A relatively recent trend in international marketing is the rising number of firms from nontriad countries seeking growth and profits from foreign markets. Yet no study has examined the international performance of these firms. How successful have their efforts been? What factors drive their success? The authors examine these questions by building a theory-based conceptual framework that links firm international performance to its antecedents. They test the framework using a sample of 110 Taiwanese firms. The key findings are as follows: (1) The internationalization-performance relationship is characterized by a joint U + N shape, (2) learning capacity is positively associated with international performance, and (3) research and development intensity is not a key driver of performance. Though based on a sample of Taiwanese firms only, these results imply that nontriad firms embarking on internationalization must persist despite early setbacks, must develop their learning capacity, and should not develop extensive research and development capabilities while internationalizing. The authors conclude with a discussion of the reasons for these findings.

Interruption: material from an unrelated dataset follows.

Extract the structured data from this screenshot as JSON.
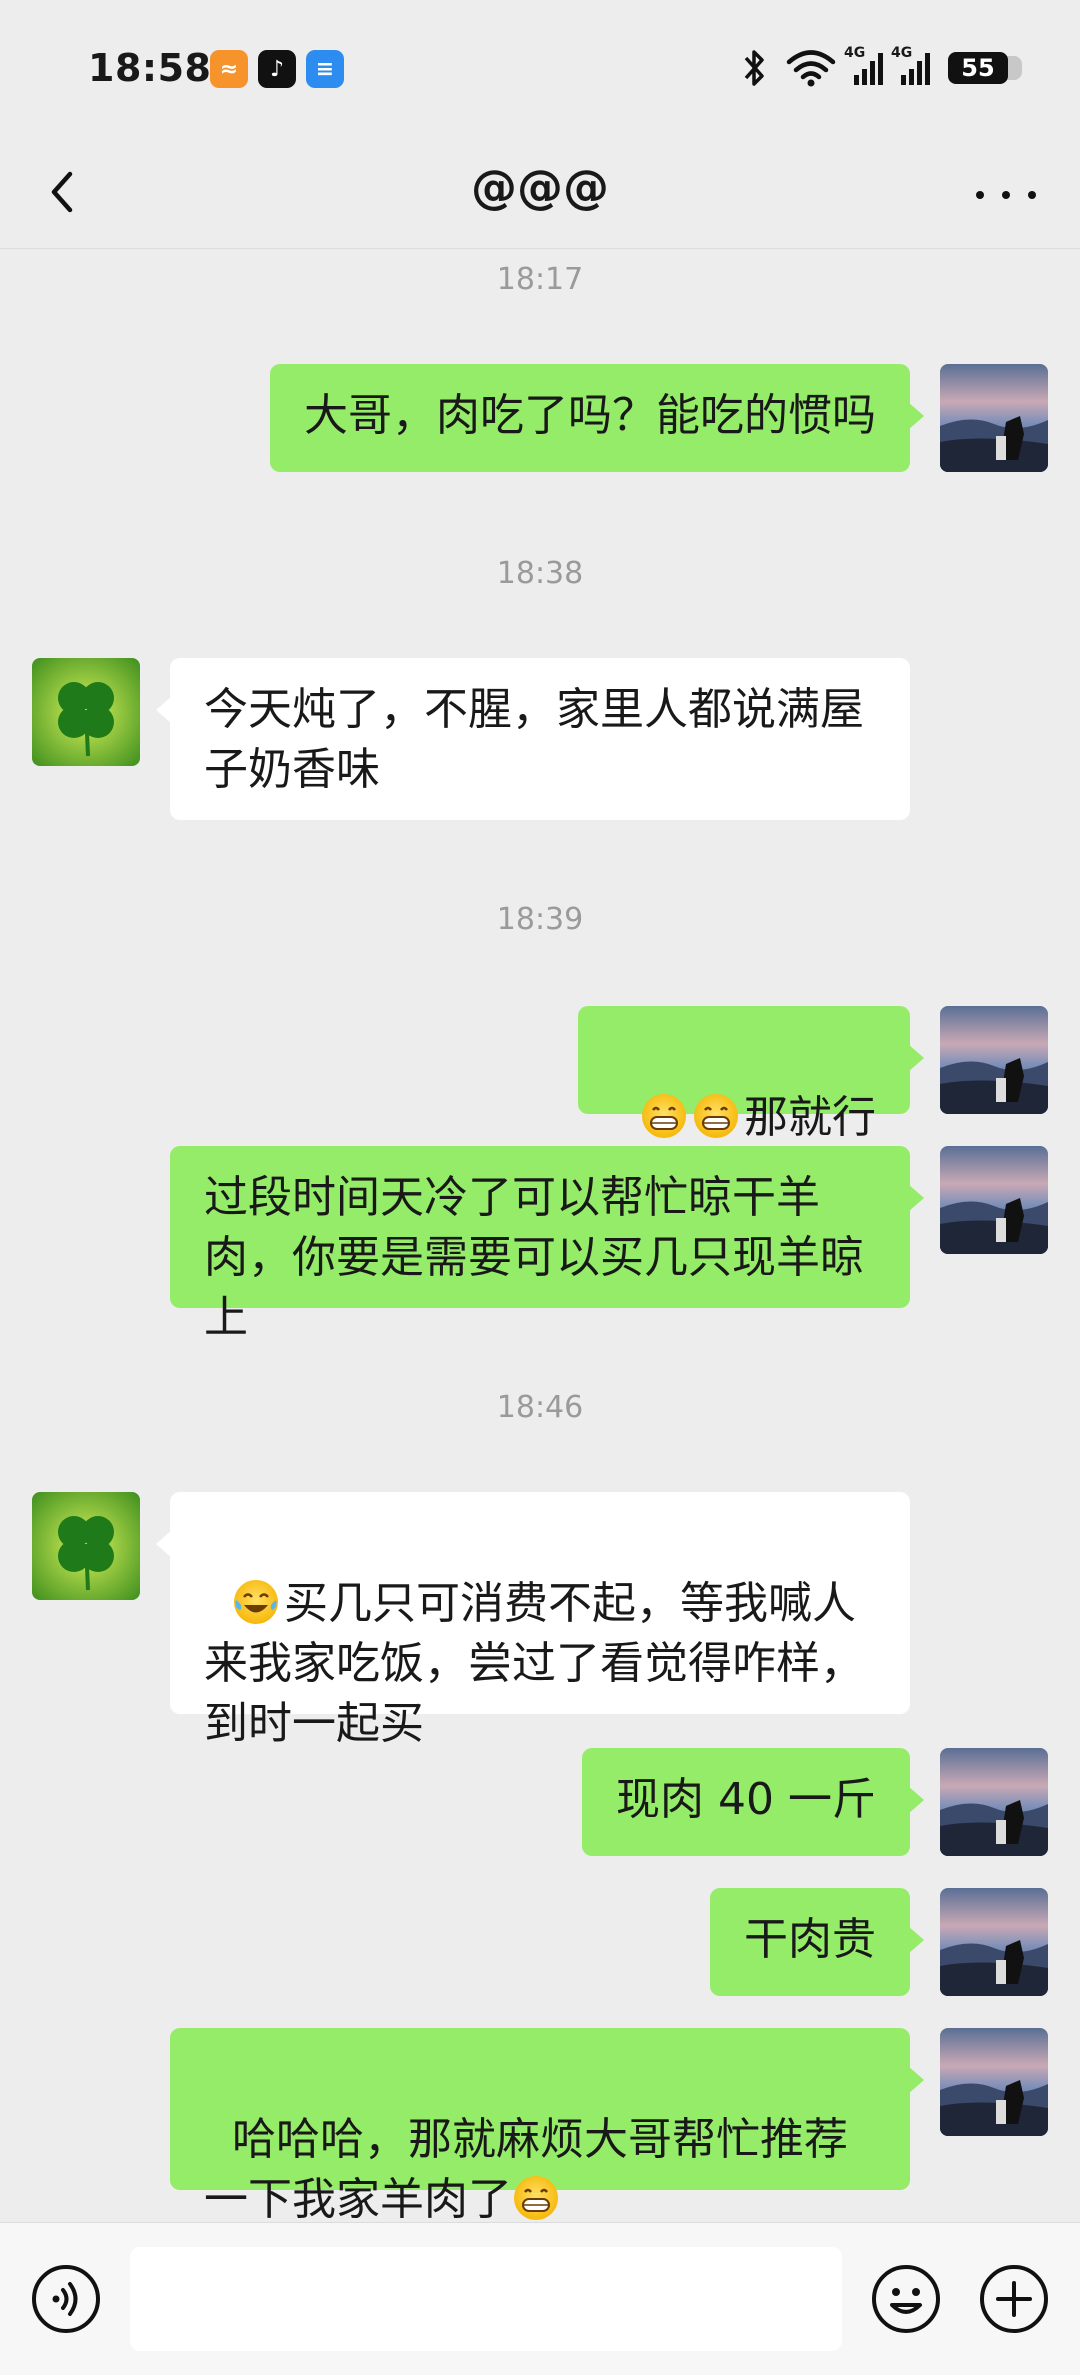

All Science Journal Classification (ASJC) codes
- Business and International Management